=== MATERIAL FOR THE TASK ===
*** Block opens ***
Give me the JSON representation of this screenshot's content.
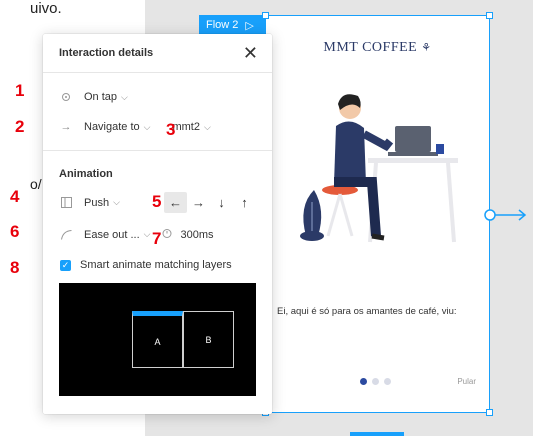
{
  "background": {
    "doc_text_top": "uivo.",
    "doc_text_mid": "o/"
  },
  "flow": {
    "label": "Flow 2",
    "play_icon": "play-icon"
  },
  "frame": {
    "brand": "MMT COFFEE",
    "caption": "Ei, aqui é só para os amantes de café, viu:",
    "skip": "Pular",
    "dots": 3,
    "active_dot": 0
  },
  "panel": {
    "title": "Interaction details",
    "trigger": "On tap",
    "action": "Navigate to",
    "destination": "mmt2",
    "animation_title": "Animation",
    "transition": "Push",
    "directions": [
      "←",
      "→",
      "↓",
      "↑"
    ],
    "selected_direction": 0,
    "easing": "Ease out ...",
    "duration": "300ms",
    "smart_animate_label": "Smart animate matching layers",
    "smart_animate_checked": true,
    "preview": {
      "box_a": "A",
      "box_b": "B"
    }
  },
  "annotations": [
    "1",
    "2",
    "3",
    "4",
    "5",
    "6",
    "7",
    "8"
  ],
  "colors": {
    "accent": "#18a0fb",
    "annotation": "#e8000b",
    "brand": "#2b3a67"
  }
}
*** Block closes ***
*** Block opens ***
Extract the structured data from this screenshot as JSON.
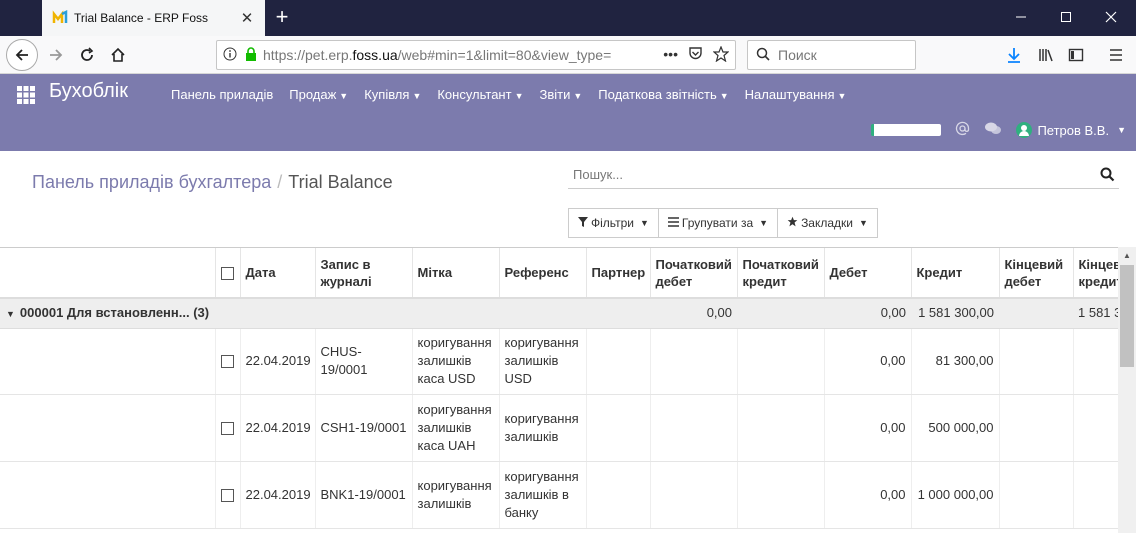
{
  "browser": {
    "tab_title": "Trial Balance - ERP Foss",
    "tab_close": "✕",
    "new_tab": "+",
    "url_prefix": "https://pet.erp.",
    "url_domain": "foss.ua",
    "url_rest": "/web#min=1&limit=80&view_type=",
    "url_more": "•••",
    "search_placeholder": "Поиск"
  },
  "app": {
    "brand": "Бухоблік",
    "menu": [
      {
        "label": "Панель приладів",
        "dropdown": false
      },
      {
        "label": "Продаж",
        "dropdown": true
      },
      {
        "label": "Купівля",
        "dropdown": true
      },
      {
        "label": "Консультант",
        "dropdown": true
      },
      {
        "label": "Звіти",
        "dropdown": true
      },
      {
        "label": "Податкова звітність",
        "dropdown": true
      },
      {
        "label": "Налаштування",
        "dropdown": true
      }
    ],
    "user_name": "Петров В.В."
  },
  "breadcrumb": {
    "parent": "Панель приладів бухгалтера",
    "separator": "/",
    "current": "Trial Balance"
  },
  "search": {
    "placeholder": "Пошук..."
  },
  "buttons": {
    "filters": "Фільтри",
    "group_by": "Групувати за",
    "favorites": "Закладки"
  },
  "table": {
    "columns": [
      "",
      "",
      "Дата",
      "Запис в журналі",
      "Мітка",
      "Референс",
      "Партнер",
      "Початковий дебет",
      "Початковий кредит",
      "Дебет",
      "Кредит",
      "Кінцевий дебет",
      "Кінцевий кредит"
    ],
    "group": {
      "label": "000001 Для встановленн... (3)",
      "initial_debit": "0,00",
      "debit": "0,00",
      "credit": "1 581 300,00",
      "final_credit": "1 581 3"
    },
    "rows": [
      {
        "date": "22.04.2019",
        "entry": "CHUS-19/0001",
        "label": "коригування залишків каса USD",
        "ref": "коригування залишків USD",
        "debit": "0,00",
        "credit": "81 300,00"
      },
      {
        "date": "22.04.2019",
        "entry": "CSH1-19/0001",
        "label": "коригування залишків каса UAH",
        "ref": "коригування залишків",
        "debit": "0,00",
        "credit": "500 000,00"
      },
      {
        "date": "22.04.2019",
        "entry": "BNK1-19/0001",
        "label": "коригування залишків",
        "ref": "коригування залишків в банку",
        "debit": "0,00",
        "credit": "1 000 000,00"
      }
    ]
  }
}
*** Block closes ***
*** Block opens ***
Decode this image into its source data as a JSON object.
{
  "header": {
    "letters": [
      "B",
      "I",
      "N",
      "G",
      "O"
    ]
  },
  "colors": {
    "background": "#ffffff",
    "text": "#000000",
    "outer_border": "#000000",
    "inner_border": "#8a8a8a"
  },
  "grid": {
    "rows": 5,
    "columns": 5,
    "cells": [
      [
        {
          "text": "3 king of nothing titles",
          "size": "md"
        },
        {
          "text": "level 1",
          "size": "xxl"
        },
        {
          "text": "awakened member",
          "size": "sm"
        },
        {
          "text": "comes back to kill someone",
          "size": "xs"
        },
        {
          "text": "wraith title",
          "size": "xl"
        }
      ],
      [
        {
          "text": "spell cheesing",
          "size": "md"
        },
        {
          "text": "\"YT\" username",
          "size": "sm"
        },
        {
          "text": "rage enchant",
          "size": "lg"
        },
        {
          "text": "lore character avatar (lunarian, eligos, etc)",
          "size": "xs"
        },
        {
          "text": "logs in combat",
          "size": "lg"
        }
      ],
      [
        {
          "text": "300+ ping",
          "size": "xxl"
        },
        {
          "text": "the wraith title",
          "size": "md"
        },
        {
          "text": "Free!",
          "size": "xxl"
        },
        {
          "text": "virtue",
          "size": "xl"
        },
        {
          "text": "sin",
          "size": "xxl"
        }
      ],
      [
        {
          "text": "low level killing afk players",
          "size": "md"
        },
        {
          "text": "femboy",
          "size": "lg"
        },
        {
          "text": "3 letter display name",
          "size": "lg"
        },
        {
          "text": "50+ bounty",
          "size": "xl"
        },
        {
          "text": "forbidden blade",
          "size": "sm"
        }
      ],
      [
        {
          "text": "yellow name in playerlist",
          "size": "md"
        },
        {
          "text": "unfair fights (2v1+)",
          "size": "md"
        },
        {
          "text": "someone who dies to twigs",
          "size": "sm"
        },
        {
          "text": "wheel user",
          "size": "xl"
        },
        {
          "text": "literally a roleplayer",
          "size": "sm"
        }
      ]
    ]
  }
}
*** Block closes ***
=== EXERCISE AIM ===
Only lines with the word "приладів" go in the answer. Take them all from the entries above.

=== REPLY TO THE EXERCISE ===
        "label": "Панель приладів",
    "parent": "Панель приладів бухгалтера",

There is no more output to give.